Just got an email asking about Electronic bibles in multi-languages and for offline use; we can’t forget that is a big need still…
The tweet was answered by John Dyer who said:
@mobileminmag That’s what Digital Bible Society is doing: www.dbsbible.org/ (they are about to explode with languages)
It caused these follow-up tweets:
@johndyer – forgot about these folks; thanks for the poke (challenge to keep abreast of all doings; even in the longer running efforts)…I do wonder, how many groups are doing the same things, and can’t or won’t talk to one another (is the Body one of siloed actions only)
The trek for an answer to this (often to myself) asked question took me to Scripture first. Hearing verses before context, I started looking at a few items:
- “Every kingdom divided against itself will be ruined, and every city or household divided against itself will not stand… he is divided against himself. How then can his kingdom stand (Matthew 12:22-36)
- The parable of the Rich Fool (Luke 12:13-21)
- “Master,” said John, “we saw someone driving out demons in your name and we tried to stop him, because he is not one of us.” “Do not stop him,” Jesus said, “for whoever is not against you is for you.” (Luke 9:44-50)
And while there are verses in those that soften my heart, they don’t address the matter that sits at the core.
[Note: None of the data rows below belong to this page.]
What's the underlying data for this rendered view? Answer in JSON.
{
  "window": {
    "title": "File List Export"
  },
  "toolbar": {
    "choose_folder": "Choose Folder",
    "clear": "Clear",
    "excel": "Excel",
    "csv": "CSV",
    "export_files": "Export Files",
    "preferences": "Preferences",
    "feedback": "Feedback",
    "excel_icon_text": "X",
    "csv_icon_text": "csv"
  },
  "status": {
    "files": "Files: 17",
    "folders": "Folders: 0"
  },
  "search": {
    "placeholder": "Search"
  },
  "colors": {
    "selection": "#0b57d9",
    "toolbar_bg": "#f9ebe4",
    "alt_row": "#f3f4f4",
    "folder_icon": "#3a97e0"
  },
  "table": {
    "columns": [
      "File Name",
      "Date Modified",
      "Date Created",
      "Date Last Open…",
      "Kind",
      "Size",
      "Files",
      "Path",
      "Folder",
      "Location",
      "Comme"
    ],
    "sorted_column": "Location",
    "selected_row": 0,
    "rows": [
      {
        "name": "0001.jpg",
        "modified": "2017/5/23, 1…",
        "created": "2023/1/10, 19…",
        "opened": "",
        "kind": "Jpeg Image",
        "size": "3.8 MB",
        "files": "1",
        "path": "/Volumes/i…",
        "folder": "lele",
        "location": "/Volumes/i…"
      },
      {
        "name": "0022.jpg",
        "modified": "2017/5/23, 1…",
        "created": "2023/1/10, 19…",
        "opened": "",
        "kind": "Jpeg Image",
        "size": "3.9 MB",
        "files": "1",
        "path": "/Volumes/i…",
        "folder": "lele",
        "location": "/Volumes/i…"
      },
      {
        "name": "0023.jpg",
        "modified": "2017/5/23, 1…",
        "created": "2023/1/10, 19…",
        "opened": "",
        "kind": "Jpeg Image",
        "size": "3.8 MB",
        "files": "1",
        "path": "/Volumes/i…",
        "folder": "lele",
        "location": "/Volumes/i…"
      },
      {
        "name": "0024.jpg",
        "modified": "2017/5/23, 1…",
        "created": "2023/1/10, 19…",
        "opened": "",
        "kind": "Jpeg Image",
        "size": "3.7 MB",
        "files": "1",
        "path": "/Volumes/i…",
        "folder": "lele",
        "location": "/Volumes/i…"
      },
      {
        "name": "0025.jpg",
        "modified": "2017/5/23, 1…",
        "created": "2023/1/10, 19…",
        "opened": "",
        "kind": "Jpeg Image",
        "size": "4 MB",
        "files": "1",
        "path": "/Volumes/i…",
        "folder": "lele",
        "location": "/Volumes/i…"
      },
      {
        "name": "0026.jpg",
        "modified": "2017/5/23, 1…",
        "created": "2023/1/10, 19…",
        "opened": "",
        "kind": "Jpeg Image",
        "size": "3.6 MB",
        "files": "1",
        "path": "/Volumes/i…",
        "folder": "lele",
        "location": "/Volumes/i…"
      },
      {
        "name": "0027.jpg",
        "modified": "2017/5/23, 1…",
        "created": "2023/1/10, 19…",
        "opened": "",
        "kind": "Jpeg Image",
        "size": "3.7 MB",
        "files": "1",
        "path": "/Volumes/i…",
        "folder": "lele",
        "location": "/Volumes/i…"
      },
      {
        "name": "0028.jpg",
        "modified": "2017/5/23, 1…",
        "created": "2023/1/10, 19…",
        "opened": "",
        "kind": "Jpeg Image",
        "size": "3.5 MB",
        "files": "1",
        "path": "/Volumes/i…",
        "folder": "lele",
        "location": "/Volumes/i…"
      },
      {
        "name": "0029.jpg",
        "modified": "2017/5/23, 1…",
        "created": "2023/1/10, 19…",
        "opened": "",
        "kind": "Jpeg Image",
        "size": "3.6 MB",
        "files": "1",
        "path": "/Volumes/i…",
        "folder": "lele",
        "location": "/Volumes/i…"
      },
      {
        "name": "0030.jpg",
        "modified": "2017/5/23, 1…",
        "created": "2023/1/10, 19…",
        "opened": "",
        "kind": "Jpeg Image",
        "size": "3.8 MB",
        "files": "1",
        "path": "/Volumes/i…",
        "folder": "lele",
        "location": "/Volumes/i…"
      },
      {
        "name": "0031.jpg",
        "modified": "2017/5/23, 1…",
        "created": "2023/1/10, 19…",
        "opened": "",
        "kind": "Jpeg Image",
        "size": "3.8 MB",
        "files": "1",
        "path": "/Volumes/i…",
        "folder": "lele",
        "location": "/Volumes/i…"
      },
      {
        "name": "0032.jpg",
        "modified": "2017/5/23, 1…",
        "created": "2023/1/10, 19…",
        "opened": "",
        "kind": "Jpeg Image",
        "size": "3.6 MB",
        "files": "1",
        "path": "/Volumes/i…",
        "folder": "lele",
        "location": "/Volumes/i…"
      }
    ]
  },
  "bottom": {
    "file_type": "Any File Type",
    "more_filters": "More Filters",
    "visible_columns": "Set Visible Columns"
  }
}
Another person in a twitter conversation put it nicely:
I can’t think of a theologian who is engaging in the technology space in a meaningful way, yet folks like Lanier & Sterling are asking about the human spirit as it interacts with technology.
Lanier is the author of a book that I’m reading now (You Are Not A Gadget). So far in my reading, I’m impressed on the same line of questioning: where is the Body speaking and engaging the conversation around computer technologies in a way more meaningful than numbers, revenues, and tools? After reading this quote from Lainer’s book, I had to put it down (iPad running Kindle) and reflect, where are our conversations:
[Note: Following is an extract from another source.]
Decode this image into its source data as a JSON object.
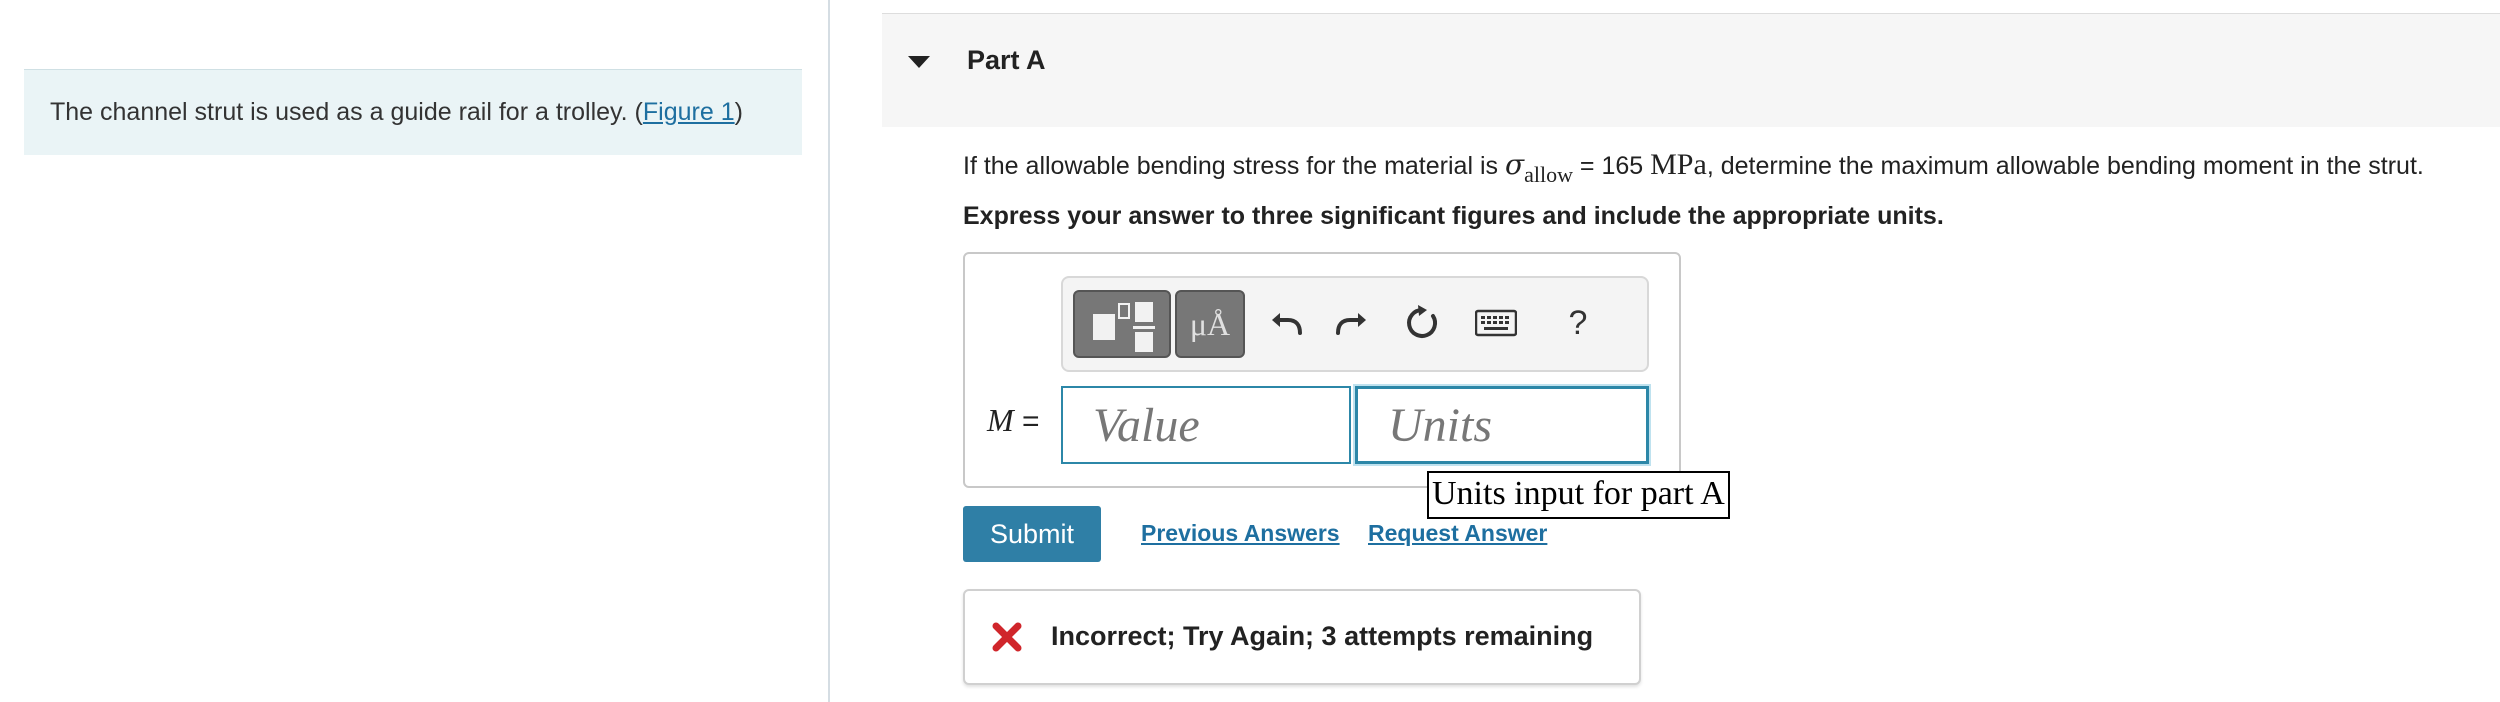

…we should not be irreverently usurping His power of creating souls, any more than we are in the procreation of children: rather we are, in either case, instruments of His will providing mansions for the souls that He creates.”
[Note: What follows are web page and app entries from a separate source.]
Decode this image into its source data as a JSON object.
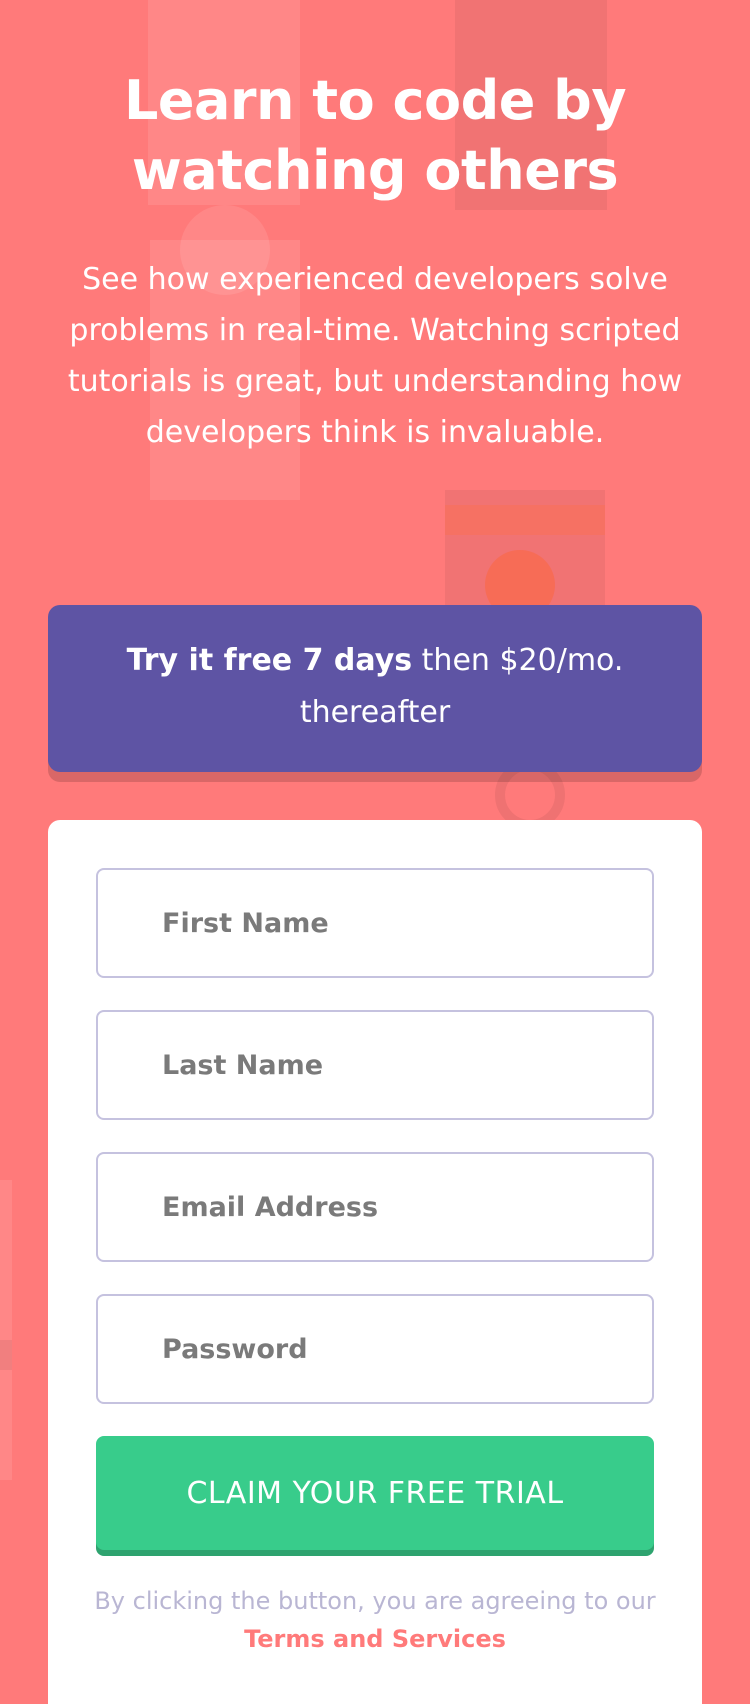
{
  "hero": {
    "title": "Learn to code by watching others",
    "text": "See how experienced developers solve problems in real-time. Watching scripted tutorials is great, but understanding how developers think is invaluable."
  },
  "offer": {
    "bold": "Try it free 7 days",
    "rest": " then $20/mo. thereafter"
  },
  "form": {
    "first_name_placeholder": "First Name",
    "last_name_placeholder": "Last Name",
    "email_placeholder": "Email Address",
    "password_placeholder": "Password",
    "cta_label": "CLAIM YOUR FREE TRIAL",
    "terms_prefix": "By clicking the button, you are agreeing to our",
    "terms_link": "Terms and Services"
  },
  "colors": {
    "background": "#ff7a7a",
    "offer_bg": "#5e54a4",
    "cta": "#38cc8b",
    "field_border": "#c5c2df",
    "terms_text": "#b9b6d3"
  }
}
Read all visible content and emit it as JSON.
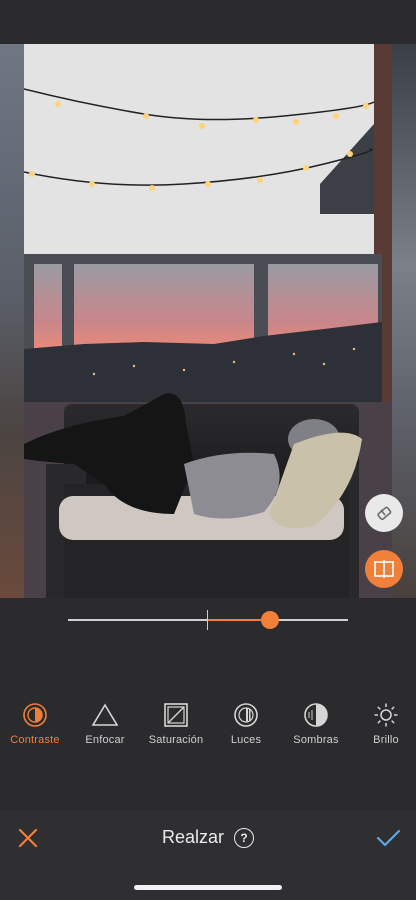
{
  "editor": {
    "photo_label": "Edited photo preview",
    "slider": {
      "value": 0.44,
      "min": -1,
      "max": 1
    }
  },
  "tools": [
    {
      "label": "Contraste",
      "icon": "contrast-icon",
      "active": true
    },
    {
      "label": "Enfocar",
      "icon": "sharpen-icon",
      "active": false
    },
    {
      "label": "Saturación",
      "icon": "saturation-icon",
      "active": false
    },
    {
      "label": "Luces",
      "icon": "highlights-icon",
      "active": false
    },
    {
      "label": "Sombras",
      "icon": "shadows-icon",
      "active": false
    },
    {
      "label": "Brillo",
      "icon": "brightness-icon",
      "active": false
    }
  ],
  "bottom_bar": {
    "title": "Realzar",
    "help_glyph": "?"
  },
  "colors": {
    "accent": "#f07f3a",
    "confirm": "#5aa9e6",
    "background": "#2b2b2d"
  }
}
Where do we speak and live into lives? There’s the education of kids, as well as adults who still have much to pass down. There’s an economic system built on secrets and misunderstood histories. Yes, there’s censorship, and there’s also exploitation of the very resources that build communities (people, fresh water, safety). If Christ is the bread that binds, it doesn’t matter if we are on a social network “doing church” if the greater parts of our community can’t even use a computer (mobile or otherwise) to get a job because our computer labs are closed to non-members, understaffed, and/or fronted by leaders who resist the approaches others have done in their own neighborhoods.
Dr. Philip Jenkins (The Lost History of Christianity, The Next Christendom,etc.) recently came to Charlotte to speak. I was able to make the last half of his second (and final talk). One of the points that was intimately clear was that we have no choice about the changing faces and patterns of the Christian faith on the global stage. USAmerican mainstream deonminations either need to adapt to the changed/changing demographics of their communities, or be marganalized into small and mostly echoing relics of a faith that was once relevant. There’s value in what every faith community offers, but none of that can be communicated through solo or siloed efforts, there’s a larger narrative to the implications of faith in these merged communities, and (as I discussed with him afterward) a similar discussion being played out with mobile/web.
Efforts like Digital Disciples and the Digital Bible Society are great, and these are the kinds of efforts that more of the Body should be taking part in. But, we also should be noticably involved projects such as OLPC’s One Laptop Per Child, discussions such as the implications of WikiLeaks on media and content, and working out the theological answers to the social implications of mobile across generations.
So Body, what are you doing? And does the rest of the Body know anything about what you are doing? Is an injection of Jesus into tech culture just something one group does at a time, or is it isolated to certain conversations only? I’m of the persuasion that IT won’t exist much longer (am not alone in this thought) – what will you do when digital isn’t an appended layer to faith, but is an active and integral part of how communities will engage the validity and experience of their faith? Will the conversation about what we do in tech be meaningful or just noise?